My holiday decorations consist of a short rosemary tree purchased at Trader Joe's and a store-bought wreath.

I got sidetracked by a career, but when I left that job to be a full-time housewife/writer, I longed to transform my house into a home. It's not just that wives are usually the one to take on that assignment, should they choose to accept it. Creating a home is a woman's gift. And it's never too late to start, right?

I want a garden, or at least a few plants that survive more than a week. A miniature fruit tree or pots of herbs would be nice. I want homemade decorations that I pull out every year.
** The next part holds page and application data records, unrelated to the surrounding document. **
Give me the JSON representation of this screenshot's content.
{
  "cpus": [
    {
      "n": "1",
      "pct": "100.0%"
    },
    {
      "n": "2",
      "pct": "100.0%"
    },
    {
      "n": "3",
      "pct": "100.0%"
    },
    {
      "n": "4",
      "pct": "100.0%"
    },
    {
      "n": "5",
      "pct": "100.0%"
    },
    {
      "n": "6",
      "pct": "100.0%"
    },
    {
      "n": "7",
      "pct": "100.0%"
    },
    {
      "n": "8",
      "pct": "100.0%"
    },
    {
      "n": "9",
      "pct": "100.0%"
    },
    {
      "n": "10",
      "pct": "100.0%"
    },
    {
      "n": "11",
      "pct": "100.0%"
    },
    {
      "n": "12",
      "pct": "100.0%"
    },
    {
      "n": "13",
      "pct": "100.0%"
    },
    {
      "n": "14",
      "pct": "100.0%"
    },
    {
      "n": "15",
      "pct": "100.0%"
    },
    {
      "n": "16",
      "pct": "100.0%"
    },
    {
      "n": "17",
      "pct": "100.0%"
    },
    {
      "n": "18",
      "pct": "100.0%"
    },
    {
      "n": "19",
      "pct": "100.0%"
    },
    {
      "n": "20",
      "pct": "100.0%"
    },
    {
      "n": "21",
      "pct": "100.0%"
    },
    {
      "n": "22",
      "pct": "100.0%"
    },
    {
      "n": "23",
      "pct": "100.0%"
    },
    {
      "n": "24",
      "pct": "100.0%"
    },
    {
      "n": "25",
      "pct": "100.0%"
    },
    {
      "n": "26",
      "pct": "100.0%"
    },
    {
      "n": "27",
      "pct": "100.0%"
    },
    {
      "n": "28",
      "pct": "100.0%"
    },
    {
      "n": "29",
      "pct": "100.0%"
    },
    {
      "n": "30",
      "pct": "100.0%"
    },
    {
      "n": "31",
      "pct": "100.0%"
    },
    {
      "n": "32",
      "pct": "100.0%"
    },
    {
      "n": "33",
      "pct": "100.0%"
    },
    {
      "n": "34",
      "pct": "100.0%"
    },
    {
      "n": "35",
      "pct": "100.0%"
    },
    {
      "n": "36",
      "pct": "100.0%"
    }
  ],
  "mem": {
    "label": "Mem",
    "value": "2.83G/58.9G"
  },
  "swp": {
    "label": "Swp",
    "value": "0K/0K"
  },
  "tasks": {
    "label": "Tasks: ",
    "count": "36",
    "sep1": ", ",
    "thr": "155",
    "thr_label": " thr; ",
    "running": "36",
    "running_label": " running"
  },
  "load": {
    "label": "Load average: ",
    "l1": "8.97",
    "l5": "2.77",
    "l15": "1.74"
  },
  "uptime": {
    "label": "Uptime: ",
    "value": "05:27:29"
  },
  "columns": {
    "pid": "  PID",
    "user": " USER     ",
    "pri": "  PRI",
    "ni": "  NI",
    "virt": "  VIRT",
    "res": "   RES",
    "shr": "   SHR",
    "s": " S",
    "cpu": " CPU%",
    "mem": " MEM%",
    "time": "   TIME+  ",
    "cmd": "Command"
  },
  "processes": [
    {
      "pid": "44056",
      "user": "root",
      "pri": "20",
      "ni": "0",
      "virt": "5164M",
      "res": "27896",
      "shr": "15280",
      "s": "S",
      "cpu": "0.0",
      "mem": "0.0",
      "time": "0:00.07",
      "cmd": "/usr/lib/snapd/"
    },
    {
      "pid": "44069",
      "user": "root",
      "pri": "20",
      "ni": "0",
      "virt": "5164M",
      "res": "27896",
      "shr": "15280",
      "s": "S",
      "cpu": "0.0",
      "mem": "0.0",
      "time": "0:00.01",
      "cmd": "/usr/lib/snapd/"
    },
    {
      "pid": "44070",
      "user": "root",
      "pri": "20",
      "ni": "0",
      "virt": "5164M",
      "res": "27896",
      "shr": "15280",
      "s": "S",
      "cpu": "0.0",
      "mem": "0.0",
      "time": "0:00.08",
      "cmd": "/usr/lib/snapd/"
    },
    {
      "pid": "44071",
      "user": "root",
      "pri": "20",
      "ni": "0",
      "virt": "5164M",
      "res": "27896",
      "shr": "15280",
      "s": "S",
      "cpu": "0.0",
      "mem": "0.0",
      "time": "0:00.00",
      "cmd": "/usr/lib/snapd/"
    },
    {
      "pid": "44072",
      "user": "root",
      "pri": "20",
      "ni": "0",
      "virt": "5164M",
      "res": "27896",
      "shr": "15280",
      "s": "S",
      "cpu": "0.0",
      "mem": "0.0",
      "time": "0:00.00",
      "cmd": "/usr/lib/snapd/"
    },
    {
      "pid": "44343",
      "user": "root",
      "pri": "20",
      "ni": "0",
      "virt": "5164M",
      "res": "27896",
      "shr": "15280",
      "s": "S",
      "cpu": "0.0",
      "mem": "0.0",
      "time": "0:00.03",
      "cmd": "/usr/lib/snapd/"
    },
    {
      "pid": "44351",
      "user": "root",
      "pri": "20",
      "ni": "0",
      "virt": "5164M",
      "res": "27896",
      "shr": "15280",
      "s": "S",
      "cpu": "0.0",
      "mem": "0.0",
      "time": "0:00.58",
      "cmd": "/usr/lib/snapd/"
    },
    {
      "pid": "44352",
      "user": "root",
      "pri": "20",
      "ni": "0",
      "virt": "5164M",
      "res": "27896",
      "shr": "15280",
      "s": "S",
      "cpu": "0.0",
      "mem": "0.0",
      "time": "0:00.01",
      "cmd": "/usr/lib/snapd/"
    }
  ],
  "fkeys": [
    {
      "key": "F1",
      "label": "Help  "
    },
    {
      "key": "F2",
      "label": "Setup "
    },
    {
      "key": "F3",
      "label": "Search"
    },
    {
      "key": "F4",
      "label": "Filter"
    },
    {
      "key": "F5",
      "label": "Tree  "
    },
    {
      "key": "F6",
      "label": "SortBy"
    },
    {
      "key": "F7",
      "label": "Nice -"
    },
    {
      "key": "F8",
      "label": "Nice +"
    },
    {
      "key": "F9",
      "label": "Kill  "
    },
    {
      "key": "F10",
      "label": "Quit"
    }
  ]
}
I want to conquer a sourdough "mother". I want to use all those beads and balls of yard I bought on impulse. I want to turn those cut out patterns into usable clothing. I want ketchup and BBQ sauce that doesn't come from a bottle.

In short...I want it all.

I'm not obsessed with perfection, which is good. I saw a dog treat recipe on a food blog recently, and all the cookies were shaped like doggie biscuits. The ones I microwave for my own dog look like blobs. But the dog doesn't care. And I know I'll get better with time.

Are there other women out there who have this same longing? Who maybe didn't pay attention in Home Ec class because they were busy driving the teacher nuts by singing "Twelve Days of Christmas" over...and over...and over. (The woman was a saint.) Are there ladies who would like to share their expertise with the less fortunate members of their sex?

I like that thought. Women used to hang together and teach the younger gals the tricks of the trade. I didn't take advantage of those moments, but I hope to make up for lost time. 

I'm off to try to make homemade jam. I'll tell you all about it.